**** DATA FOR THIS EXERCISE
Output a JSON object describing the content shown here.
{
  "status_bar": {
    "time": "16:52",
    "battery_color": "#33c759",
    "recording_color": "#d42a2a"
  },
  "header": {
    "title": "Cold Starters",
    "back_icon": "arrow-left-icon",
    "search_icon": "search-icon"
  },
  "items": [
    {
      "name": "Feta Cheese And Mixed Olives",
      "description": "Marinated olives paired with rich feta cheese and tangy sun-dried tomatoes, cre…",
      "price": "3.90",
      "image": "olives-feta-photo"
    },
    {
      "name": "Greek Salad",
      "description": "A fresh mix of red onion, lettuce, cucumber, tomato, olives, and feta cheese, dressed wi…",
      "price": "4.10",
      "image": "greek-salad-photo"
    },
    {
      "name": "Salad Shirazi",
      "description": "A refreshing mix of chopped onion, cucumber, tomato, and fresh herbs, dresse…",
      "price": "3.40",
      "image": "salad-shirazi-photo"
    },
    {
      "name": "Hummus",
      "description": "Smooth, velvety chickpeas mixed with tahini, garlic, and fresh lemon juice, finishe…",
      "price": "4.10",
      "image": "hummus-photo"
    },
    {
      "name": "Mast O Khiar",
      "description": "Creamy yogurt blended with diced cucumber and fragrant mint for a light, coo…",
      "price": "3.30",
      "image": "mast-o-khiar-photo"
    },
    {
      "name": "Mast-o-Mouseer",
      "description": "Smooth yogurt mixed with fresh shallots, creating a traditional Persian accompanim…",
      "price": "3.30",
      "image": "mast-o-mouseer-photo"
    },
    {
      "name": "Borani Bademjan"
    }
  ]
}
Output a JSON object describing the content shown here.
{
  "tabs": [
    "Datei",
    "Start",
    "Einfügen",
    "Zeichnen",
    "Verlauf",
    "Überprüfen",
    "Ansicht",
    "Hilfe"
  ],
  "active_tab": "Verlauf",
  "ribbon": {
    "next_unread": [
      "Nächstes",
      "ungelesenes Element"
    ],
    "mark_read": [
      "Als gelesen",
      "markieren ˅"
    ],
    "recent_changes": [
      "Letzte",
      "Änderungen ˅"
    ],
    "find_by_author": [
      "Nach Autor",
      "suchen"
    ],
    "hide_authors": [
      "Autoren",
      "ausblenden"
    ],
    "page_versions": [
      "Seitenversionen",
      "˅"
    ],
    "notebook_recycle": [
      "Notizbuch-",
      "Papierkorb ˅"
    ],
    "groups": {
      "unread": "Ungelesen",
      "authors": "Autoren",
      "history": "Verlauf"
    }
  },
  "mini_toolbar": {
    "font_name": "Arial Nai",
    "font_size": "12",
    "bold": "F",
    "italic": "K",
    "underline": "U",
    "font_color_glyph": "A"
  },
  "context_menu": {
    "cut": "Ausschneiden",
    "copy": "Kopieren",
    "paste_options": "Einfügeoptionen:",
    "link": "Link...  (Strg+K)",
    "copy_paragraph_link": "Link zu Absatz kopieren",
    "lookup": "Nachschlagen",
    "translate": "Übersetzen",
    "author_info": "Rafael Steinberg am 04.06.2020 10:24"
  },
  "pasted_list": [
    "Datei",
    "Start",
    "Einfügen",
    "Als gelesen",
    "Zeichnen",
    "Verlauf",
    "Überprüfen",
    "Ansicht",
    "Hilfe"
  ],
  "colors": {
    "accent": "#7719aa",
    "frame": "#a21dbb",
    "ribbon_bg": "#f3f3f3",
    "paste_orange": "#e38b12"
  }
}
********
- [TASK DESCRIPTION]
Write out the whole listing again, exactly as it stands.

- [SOLVED PROBLEM]
Output a JSON object describing the content shown here.
{
  "status_bar": {
    "time": "16:52",
    "battery_color": "#33c759",
    "recording_color": "#d42a2a"
  },
  "header": {
    "title": "Cold Starters",
    "back_icon": "arrow-left-icon",
    "search_icon": "search-icon"
  },
  "items": [
    {
      "name": "Feta Cheese And Mixed Olives",
      "description": "Marinated olives paired with rich feta cheese and tangy sun-dried tomatoes, cre…",
      "price": "3.90",
      "image": "olives-feta-photo"
    },
    {
      "name": "Greek Salad",
      "description": "A fresh mix of red onion, lettuce, cucumber, tomato, olives, and feta cheese, dressed wi…",
      "price": "4.10",
      "image": "greek-salad-photo"
    },
    {
      "name": "Salad Shirazi",
      "description": "A refreshing mix of chopped onion, cucumber, tomato, and fresh herbs, dresse…",
      "price": "3.40",
      "image": "salad-shirazi-photo"
    },
    {
      "name": "Hummus",
      "description": "Smooth, velvety chickpeas mixed with tahini, garlic, and fresh lemon juice, finishe…",
      "price": "4.10",
      "image": "hummus-photo"
    },
    {
      "name": "Mast O Khiar",
      "description": "Creamy yogurt blended with diced cucumber and fragrant mint for a light, coo…",
      "price": "3.30",
      "image": "mast-o-khiar-photo"
    },
    {
      "name": "Mast-o-Mouseer",
      "description": "Smooth yogurt mixed with fresh shallots, creating a traditional Persian accompanim…",
      "price": "3.30",
      "image": "mast-o-mouseer-photo"
    },
    {
      "name": "Borani Bademjan"
    }
  ]
}
Output a JSON object describing the content shown here.
{
  "tabs": [
    "Datei",
    "Start",
    "Einfügen",
    "Zeichnen",
    "Verlauf",
    "Überprüfen",
    "Ansicht",
    "Hilfe"
  ],
  "active_tab": "Verlauf",
  "ribbon": {
    "next_unread": [
      "Nächstes",
      "ungelesenes Element"
    ],
    "mark_read": [
      "Als gelesen",
      "markieren ˅"
    ],
    "recent_changes": [
      "Letzte",
      "Änderungen ˅"
    ],
    "find_by_author": [
      "Nach Autor",
      "suchen"
    ],
    "hide_authors": [
      "Autoren",
      "ausblenden"
    ],
    "page_versions": [
      "Seitenversionen",
      "˅"
    ],
    "notebook_recycle": [
      "Notizbuch-",
      "Papierkorb ˅"
    ],
    "groups": {
      "unread": "Ungelesen",
      "authors": "Autoren",
      "history": "Verlauf"
    }
  },
  "mini_toolbar": {
    "font_name": "Arial Nai",
    "font_size": "12",
    "bold": "F",
    "italic": "K",
    "underline": "U",
    "font_color_glyph": "A"
  },
  "context_menu": {
    "cut": "Ausschneiden",
    "copy": "Kopieren",
    "paste_options": "Einfügeoptionen:",
    "link": "Link...  (Strg+K)",
    "copy_paragraph_link": "Link zu Absatz kopieren",
    "lookup": "Nachschlagen",
    "translate": "Übersetzen",
    "author_info": "Rafael Steinberg am 04.06.2020 10:24"
  },
  "pasted_list": [
    "Datei",
    "Start",
    "Einfügen",
    "Als gelesen",
    "Zeichnen",
    "Verlauf",
    "Überprüfen",
    "Ansicht",
    "Hilfe"
  ],
  "colors": {
    "accent": "#7719aa",
    "frame": "#a21dbb",
    "ribbon_bg": "#f3f3f3",
    "paste_orange": "#e38b12"
  }
}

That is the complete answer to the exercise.